Non-fiction book

Whisky: the knowledge

Demystifying whisky


The first time I ever drank whisky I was almost too young to know better. Things ended badly. My grandma had to rescue me. I wouldn’t touch a drop of the stuff until a few years ago, on a press trip to Iceland. Bizarrely enough, we were there to taste a rare 45 year old single malt whisky, the Dalmore Aurora, named after the aurora borealis – the northern lights.

Save its name, there is no good reason why we should have been drinking it in Iceland. But we were, and if I was at the time a tad bewildered by the fuss, nobody else was. The whisky itself had been flown in separately, a week prior to our arrival, where it had sat in pride of place at the Hotel Rangá, rumours of its presence attracting a steady stream of pilgrims. The idea had been that we would taste beneath the lights, but it was April, the tail end of the season, and it was cloudy. We drank indoors. No matter: the Dalmore Aurora didn’t need a light show. It was quite a revelation – in its own right.

Apart from being amazed that it tasted nothing like I remembered whisky tasting, I was perplexed by the fact that it was spicy, and tasted of caramel. I couldn’t care less that it was just one of 200 bottles in the world – or that each went for £3000 a pop.

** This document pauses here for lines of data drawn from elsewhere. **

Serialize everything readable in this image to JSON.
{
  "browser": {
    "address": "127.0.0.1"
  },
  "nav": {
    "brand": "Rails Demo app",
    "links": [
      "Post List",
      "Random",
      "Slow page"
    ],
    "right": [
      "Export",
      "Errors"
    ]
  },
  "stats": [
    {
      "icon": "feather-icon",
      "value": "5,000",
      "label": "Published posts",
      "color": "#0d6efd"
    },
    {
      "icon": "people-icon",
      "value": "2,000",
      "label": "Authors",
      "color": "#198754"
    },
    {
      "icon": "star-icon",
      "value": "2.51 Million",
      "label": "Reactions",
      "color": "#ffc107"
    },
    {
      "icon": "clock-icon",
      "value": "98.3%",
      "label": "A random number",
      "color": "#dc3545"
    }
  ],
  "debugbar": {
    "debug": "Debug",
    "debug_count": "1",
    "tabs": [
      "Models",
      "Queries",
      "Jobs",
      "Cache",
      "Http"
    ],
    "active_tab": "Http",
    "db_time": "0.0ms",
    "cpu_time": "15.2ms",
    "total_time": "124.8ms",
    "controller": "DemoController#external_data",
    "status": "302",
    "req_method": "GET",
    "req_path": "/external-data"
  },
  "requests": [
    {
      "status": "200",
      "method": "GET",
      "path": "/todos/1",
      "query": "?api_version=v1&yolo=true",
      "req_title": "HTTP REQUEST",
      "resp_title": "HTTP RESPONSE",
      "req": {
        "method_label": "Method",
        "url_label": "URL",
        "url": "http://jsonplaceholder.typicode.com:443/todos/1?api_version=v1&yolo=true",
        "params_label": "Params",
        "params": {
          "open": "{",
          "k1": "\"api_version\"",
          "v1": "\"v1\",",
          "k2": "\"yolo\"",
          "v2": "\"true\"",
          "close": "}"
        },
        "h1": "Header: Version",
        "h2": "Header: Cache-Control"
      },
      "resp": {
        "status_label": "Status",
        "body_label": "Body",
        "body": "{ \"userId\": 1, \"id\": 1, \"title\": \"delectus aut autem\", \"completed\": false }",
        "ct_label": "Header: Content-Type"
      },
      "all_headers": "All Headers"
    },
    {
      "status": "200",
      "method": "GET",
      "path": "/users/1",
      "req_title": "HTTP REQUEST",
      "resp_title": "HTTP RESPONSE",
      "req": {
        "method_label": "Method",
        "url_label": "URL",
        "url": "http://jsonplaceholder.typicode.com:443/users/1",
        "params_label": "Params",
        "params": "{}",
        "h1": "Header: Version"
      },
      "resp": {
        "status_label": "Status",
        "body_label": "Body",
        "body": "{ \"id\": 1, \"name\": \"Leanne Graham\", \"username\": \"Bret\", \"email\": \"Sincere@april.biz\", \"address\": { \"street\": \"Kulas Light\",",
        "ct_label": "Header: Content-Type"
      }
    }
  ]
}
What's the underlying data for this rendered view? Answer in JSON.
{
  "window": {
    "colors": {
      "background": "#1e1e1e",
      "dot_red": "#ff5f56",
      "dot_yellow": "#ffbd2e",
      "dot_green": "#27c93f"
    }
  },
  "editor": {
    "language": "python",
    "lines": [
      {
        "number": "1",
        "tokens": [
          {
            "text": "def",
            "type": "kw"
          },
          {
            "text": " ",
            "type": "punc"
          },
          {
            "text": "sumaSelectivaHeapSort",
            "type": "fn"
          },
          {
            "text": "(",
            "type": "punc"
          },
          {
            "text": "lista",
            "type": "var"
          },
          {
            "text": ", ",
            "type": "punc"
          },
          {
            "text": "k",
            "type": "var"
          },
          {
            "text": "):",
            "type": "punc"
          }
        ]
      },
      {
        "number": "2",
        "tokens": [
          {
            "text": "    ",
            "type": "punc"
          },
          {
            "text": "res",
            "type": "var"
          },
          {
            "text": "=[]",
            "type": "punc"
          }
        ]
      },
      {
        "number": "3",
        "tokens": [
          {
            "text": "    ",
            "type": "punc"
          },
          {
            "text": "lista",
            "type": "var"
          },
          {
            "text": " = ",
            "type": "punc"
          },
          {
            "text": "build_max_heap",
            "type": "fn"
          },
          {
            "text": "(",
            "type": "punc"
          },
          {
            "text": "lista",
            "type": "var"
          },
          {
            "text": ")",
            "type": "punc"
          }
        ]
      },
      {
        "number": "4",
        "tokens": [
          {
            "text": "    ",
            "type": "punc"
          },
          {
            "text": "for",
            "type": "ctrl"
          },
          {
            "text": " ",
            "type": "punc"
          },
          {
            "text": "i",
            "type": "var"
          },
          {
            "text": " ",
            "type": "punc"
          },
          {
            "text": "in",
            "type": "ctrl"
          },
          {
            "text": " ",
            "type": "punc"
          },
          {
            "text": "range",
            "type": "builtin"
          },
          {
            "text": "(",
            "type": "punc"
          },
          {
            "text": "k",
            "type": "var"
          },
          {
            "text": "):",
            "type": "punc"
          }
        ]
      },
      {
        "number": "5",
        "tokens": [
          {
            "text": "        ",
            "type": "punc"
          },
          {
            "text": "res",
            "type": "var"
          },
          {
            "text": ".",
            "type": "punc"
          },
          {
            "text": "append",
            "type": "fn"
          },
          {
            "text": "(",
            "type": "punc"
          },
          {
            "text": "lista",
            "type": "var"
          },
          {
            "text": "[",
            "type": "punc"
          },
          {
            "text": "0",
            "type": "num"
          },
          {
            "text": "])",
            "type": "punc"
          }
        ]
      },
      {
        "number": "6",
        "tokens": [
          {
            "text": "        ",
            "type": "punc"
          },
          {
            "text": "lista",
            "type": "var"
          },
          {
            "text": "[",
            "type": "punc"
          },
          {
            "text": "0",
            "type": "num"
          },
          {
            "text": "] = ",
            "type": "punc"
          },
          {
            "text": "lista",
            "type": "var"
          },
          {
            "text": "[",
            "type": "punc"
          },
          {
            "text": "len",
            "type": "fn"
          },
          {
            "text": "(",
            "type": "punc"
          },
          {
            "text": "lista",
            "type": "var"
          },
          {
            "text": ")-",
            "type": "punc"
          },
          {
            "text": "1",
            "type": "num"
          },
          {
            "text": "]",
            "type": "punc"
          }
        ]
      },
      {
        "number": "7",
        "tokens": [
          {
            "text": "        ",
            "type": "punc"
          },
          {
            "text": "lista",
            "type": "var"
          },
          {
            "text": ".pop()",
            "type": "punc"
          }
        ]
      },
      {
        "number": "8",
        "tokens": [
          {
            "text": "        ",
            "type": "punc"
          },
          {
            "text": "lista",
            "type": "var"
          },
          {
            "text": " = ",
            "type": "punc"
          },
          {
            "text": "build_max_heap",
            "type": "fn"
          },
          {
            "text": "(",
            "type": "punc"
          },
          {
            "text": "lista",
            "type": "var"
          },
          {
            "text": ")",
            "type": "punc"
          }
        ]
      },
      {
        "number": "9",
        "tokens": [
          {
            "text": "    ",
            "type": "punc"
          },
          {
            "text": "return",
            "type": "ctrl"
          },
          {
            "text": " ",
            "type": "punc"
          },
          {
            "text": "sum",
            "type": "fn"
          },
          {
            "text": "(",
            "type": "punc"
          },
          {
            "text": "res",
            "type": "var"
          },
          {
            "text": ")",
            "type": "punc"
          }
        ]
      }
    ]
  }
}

I wanted to know why something consisting largely of ethanol and water should end up brown, light, sharp and slightly sweet, and why some of the group smelt pear and apple, melon, burnt marmalade, while others found roses, jasmine and chocolate. I liked that it had been distilled in stills nicknamed ‘the fat bastards’, but I had no idea how the bastards worked, nor the import of words like ex-bourbon, American white or Matusalem.

I wanted to know what all these words meant. I wanted to know why a liquid should smell and taste of things that it was patently not made of. I was yet to learn about the making of flavour, the effect of copper, the influence of wood, but I sensed a science behind the magic.

This book is the result of that sensing. It’s short – short enough to be read in one sitting. It’s designed to give you a good working knowledge of whisky, its production, various histories, its styles and types, an idea of what to drink. It’s comprehensive, but it’s not deep. The whiskies mentioned here are all findable and largely, I hope, affordable. This is a light journey, touching on many things. It’s a stepping stone, a means of going from knowing something to knowing something more to wanting to know something else.

To which end, if you have a bottle of whisky to hand, pour yourself a drink. If not, then it’s up to you, but I would be tempted to pop down to your local bar. It doesn’t really matter, but I’m hoping that, like my experience in Iceland, you know very little about how that liquid in your glass came to be what it is. Smell it. Take a sip. Take another. Now, start reading. And enjoy. I promise not to bore – though I must now break that promise with some history, definitions, terms and arbitrary decision making.

<For more, see book>